Requirement
Please find the lines in the entries below that contain the word "ohlc", and copy each one.
········
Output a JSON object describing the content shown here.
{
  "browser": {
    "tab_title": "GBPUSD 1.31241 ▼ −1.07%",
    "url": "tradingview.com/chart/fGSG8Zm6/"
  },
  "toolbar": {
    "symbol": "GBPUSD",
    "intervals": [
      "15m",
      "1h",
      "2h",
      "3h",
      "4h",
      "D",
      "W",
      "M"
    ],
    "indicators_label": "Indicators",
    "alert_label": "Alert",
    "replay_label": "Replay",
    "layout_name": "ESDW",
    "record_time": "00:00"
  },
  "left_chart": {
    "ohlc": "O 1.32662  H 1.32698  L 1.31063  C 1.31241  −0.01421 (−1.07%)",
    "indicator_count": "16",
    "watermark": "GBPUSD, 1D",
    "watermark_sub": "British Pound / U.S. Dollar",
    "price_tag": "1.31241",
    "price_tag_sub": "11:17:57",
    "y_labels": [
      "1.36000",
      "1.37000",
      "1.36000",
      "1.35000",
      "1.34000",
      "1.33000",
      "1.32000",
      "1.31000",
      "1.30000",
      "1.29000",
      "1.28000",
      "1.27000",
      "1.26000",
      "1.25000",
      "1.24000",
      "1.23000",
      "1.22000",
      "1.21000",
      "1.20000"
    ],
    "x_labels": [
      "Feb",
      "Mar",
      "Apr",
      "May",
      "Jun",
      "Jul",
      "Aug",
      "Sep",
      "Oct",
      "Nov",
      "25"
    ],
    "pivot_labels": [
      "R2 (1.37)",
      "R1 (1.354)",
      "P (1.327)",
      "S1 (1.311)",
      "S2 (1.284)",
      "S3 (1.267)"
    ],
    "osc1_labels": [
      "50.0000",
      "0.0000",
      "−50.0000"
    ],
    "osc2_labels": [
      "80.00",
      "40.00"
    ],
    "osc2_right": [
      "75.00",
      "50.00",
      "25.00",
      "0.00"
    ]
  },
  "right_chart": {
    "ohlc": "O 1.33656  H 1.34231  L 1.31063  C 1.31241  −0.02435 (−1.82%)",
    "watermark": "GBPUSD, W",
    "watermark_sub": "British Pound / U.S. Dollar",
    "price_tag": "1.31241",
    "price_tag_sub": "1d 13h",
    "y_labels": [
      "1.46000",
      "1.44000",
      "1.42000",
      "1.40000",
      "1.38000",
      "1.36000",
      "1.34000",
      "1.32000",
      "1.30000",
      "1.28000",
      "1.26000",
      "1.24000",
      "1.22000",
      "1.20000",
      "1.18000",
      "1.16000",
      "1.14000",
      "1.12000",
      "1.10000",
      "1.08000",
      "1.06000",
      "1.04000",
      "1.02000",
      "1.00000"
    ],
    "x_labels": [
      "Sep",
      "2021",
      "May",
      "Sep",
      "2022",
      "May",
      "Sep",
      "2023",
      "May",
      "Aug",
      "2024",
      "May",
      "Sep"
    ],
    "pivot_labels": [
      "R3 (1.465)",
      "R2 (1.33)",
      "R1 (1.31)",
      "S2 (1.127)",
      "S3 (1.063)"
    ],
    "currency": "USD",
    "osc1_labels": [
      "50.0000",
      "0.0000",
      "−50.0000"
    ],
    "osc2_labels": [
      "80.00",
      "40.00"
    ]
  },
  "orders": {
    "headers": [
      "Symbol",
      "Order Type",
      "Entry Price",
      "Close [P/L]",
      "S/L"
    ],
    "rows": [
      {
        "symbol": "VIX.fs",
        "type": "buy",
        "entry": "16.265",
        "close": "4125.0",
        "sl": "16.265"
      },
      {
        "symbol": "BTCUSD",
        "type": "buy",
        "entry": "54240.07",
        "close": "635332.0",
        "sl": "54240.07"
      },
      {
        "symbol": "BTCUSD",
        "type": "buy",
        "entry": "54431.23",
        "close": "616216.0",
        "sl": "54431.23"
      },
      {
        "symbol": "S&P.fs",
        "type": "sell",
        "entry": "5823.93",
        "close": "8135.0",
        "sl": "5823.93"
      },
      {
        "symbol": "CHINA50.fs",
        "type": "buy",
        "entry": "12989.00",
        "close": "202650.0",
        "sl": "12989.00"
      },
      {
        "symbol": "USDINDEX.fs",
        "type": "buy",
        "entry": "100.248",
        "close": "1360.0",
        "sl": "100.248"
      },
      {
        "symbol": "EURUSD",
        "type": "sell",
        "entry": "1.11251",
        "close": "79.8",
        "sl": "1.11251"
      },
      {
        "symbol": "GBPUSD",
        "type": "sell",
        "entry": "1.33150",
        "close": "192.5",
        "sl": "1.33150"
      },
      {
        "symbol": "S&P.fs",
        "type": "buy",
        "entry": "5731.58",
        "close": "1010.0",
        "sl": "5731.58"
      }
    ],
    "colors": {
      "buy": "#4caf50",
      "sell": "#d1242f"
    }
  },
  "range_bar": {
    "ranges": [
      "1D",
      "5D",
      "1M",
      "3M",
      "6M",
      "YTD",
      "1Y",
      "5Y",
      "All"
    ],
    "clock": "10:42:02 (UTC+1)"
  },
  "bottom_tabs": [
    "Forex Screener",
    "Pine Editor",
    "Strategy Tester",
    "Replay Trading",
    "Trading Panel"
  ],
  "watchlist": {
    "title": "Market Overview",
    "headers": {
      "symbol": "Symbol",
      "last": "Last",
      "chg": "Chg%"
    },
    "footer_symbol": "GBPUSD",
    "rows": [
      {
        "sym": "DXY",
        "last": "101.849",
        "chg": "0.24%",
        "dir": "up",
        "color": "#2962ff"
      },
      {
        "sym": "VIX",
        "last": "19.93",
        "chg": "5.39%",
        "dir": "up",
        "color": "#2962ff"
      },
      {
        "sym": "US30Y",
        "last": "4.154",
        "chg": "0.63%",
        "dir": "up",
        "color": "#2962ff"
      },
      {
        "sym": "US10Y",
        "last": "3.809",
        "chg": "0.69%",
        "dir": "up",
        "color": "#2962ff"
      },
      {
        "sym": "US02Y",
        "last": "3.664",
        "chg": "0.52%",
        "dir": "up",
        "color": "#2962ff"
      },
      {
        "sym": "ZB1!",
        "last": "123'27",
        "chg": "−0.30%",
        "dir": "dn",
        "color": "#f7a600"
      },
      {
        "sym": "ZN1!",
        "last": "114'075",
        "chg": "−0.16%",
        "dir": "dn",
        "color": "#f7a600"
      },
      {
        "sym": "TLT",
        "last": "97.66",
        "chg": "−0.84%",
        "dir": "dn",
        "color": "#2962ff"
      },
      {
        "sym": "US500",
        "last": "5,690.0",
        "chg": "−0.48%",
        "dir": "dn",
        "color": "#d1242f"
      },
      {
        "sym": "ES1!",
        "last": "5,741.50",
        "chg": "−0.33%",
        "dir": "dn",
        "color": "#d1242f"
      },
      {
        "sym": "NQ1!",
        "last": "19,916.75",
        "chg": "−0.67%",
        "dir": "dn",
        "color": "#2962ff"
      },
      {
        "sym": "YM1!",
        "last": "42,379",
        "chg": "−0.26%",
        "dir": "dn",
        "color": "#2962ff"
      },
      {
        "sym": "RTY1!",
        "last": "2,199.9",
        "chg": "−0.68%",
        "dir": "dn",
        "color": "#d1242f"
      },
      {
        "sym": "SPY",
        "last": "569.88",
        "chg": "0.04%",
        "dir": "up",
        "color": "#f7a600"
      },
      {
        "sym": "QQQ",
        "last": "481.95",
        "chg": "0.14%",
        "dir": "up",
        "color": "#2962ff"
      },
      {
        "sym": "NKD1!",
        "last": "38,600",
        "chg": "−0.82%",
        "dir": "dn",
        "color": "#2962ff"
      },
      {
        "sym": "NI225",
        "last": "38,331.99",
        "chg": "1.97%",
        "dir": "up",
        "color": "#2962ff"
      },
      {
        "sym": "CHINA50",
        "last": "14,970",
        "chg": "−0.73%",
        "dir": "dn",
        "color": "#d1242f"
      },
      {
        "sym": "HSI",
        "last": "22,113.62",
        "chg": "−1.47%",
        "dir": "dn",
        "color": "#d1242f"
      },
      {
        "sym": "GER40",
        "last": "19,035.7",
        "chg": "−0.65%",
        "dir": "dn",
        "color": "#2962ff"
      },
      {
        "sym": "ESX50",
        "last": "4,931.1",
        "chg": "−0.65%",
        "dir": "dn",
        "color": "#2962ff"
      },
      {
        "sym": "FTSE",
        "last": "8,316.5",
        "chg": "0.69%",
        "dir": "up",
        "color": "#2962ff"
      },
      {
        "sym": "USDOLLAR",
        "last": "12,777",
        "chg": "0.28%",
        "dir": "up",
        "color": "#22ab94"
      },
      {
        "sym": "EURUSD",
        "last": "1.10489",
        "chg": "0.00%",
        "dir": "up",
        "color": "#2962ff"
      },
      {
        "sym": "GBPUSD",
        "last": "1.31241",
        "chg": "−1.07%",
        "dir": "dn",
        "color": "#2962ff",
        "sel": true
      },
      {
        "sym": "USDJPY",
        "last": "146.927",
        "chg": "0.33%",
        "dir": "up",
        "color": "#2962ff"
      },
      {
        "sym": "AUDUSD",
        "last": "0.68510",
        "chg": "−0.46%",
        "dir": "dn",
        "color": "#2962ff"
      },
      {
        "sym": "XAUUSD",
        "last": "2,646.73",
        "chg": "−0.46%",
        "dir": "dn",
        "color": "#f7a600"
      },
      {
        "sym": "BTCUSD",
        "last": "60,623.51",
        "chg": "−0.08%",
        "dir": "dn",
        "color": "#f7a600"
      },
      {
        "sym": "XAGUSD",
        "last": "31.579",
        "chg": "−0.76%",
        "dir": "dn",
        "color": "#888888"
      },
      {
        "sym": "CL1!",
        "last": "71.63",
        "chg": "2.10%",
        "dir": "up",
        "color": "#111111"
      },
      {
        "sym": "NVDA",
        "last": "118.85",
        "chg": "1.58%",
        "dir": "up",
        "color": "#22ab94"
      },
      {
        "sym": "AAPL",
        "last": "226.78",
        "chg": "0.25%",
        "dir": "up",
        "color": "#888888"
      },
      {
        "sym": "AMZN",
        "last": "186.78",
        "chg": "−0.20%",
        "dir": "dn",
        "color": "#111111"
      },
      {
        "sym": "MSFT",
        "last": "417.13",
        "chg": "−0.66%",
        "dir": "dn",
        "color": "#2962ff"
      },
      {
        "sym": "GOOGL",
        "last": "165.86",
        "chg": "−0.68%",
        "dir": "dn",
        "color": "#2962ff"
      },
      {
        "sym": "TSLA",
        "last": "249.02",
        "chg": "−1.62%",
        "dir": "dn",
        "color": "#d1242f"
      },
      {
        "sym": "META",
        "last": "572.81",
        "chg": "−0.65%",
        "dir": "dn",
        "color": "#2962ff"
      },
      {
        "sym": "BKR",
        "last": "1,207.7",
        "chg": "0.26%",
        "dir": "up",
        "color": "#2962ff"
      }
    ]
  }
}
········
Solution to this problem
    "ohlc": "O 1.32662  H 1.32698  L 1.31063  C 1.31241  −0.01421 (−1.07%)",
    "ohlc": "O 1.33656  H 1.34231  L 1.31063  C 1.31241  −0.02435 (−1.82%)",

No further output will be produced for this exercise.